**TO DO:** Set every record down again exactly. Do not carry over the pictures.

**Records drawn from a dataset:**

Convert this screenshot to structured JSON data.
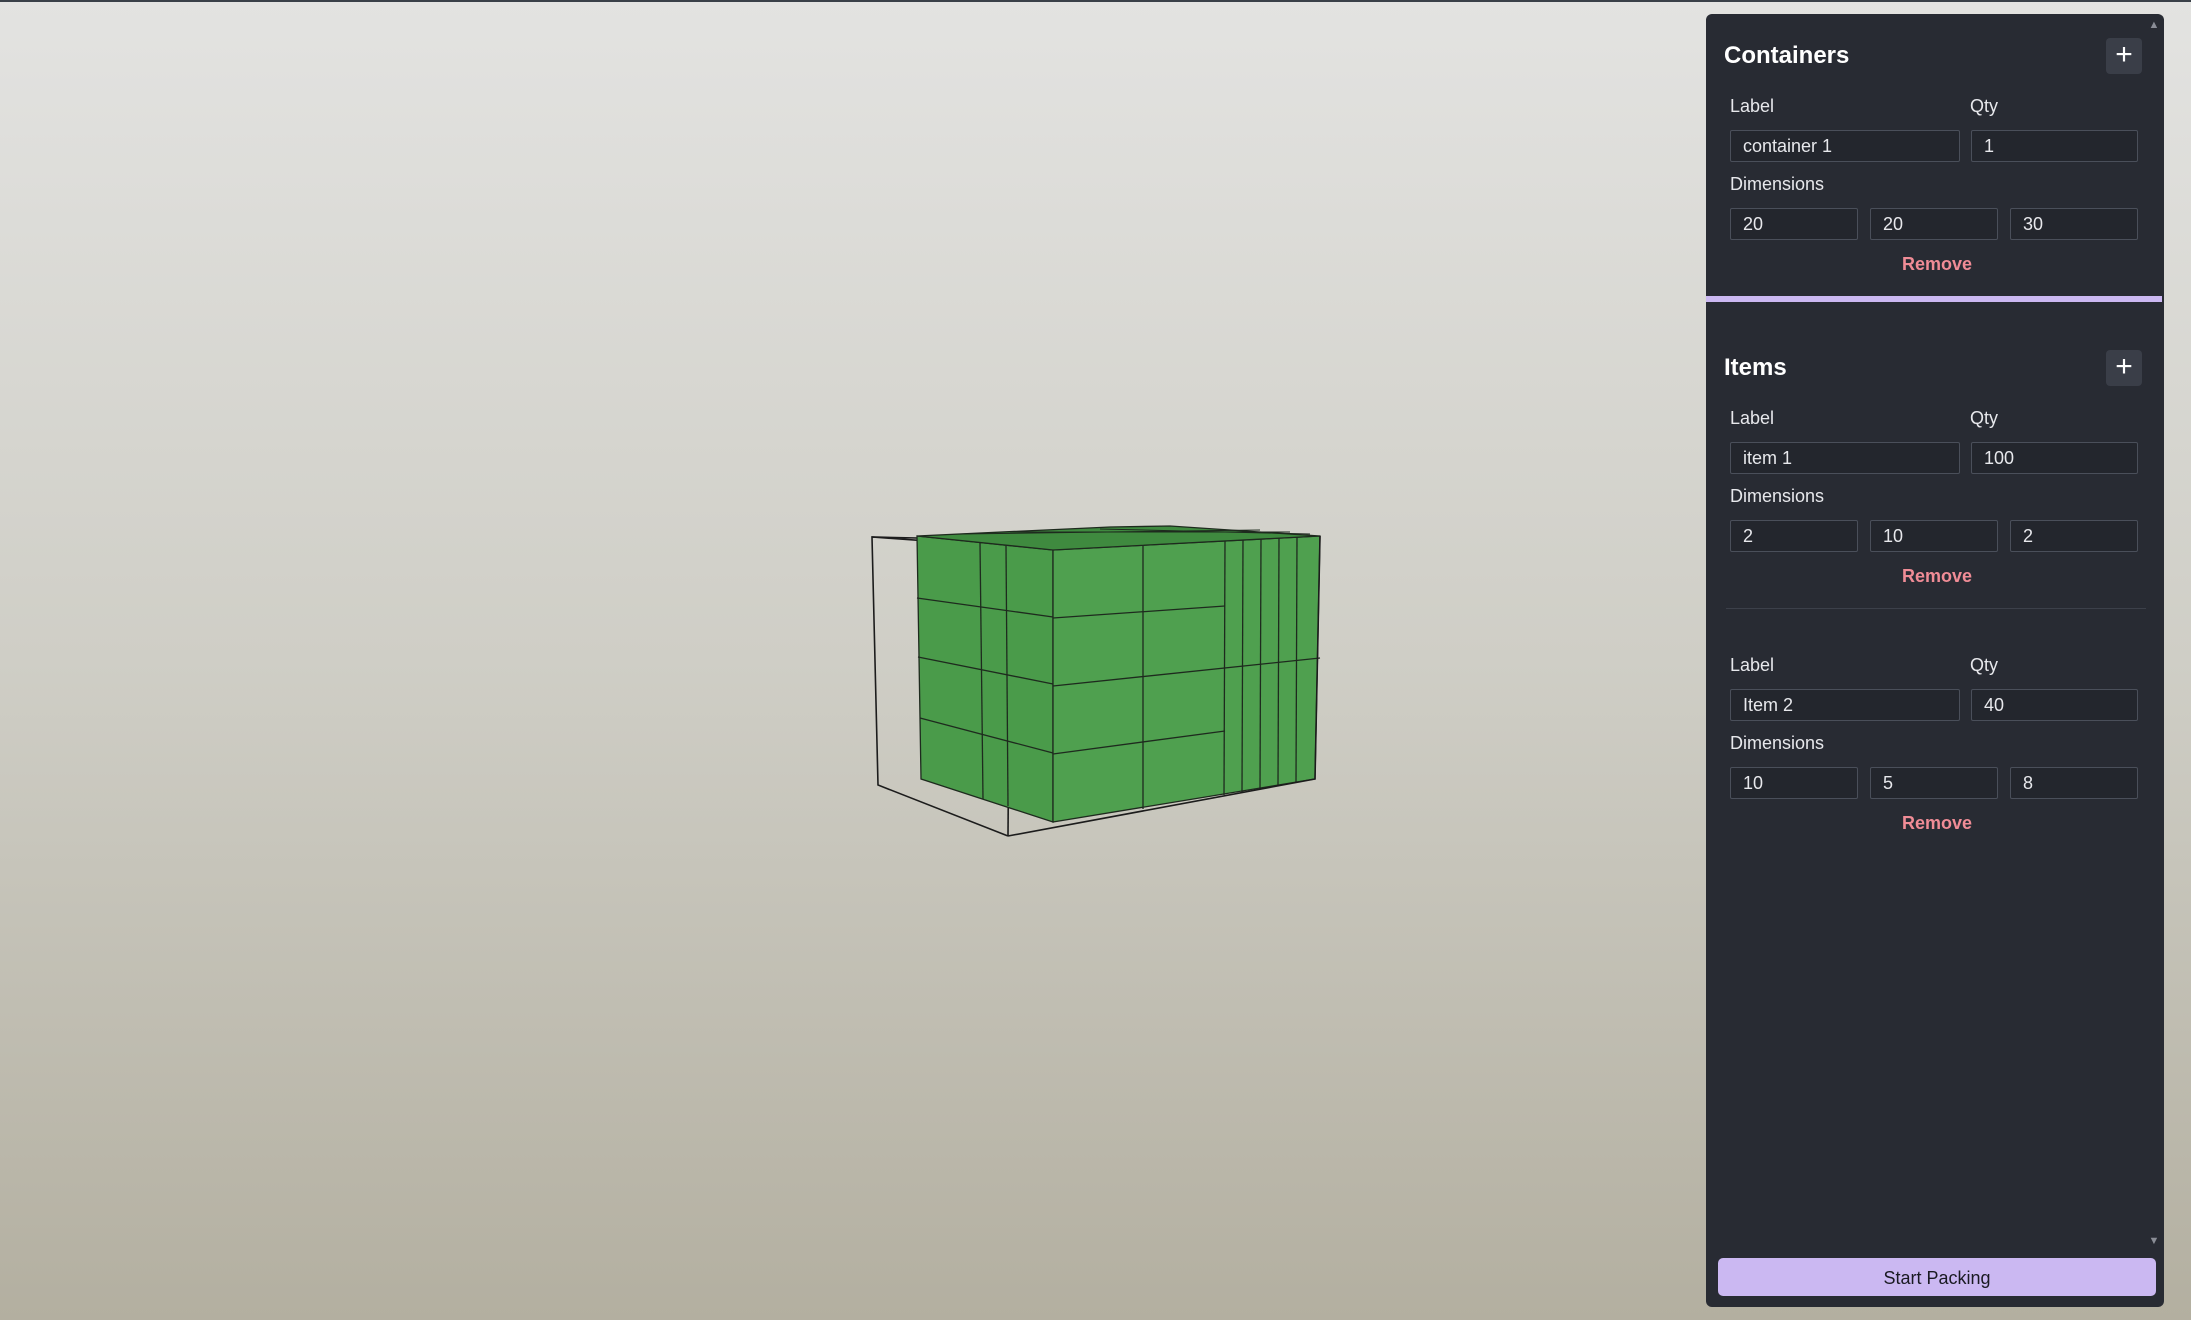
{
  "containers": {
    "title": "Containers",
    "add_label": "+",
    "items": [
      {
        "label_heading": "Label",
        "qty_heading": "Qty",
        "dimensions_heading": "Dimensions",
        "label": "container 1",
        "qty": "1",
        "dims": [
          "20",
          "20",
          "30"
        ],
        "remove_label": "Remove"
      }
    ]
  },
  "items": {
    "title": "Items",
    "add_label": "+",
    "items": [
      {
        "label_heading": "Label",
        "qty_heading": "Qty",
        "dimensions_heading": "Dimensions",
        "label": "item 1",
        "qty": "100",
        "dims": [
          "2",
          "10",
          "2"
        ],
        "remove_label": "Remove"
      },
      {
        "label_heading": "Label",
        "qty_heading": "Qty",
        "dimensions_heading": "Dimensions",
        "label": "Item 2",
        "qty": "40",
        "dims": [
          "10",
          "5",
          "8"
        ],
        "remove_label": "Remove"
      }
    ]
  },
  "footer": {
    "start_label": "Start Packing"
  },
  "colors": {
    "accent": "#cbb8f2",
    "panel_bg": "#282b33",
    "remove_text": "#f08c96",
    "packed_item_fill": "#4fa04f"
  },
  "scrollbar": {
    "up_icon": "scroll-up-arrow-icon",
    "down_icon": "scroll-down-arrow-icon"
  }
}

**ANSWER:**
Convert this screenshot to structured JSON data.
{
  "containers": {
    "title": "Containers",
    "add_label": "+",
    "items": [
      {
        "label_heading": "Label",
        "qty_heading": "Qty",
        "dimensions_heading": "Dimensions",
        "label": "container 1",
        "qty": "1",
        "dims": [
          "20",
          "20",
          "30"
        ],
        "remove_label": "Remove"
      }
    ]
  },
  "items": {
    "title": "Items",
    "add_label": "+",
    "items": [
      {
        "label_heading": "Label",
        "qty_heading": "Qty",
        "dimensions_heading": "Dimensions",
        "label": "item 1",
        "qty": "100",
        "dims": [
          "2",
          "10",
          "2"
        ],
        "remove_label": "Remove"
      },
      {
        "label_heading": "Label",
        "qty_heading": "Qty",
        "dimensions_heading": "Dimensions",
        "label": "Item 2",
        "qty": "40",
        "dims": [
          "10",
          "5",
          "8"
        ],
        "remove_label": "Remove"
      }
    ]
  },
  "footer": {
    "start_label": "Start Packing"
  },
  "colors": {
    "accent": "#cbb8f2",
    "panel_bg": "#282b33",
    "remove_text": "#f08c96",
    "packed_item_fill": "#4fa04f"
  },
  "scrollbar": {
    "up_icon": "scroll-up-arrow-icon",
    "down_icon": "scroll-down-arrow-icon"
  }
}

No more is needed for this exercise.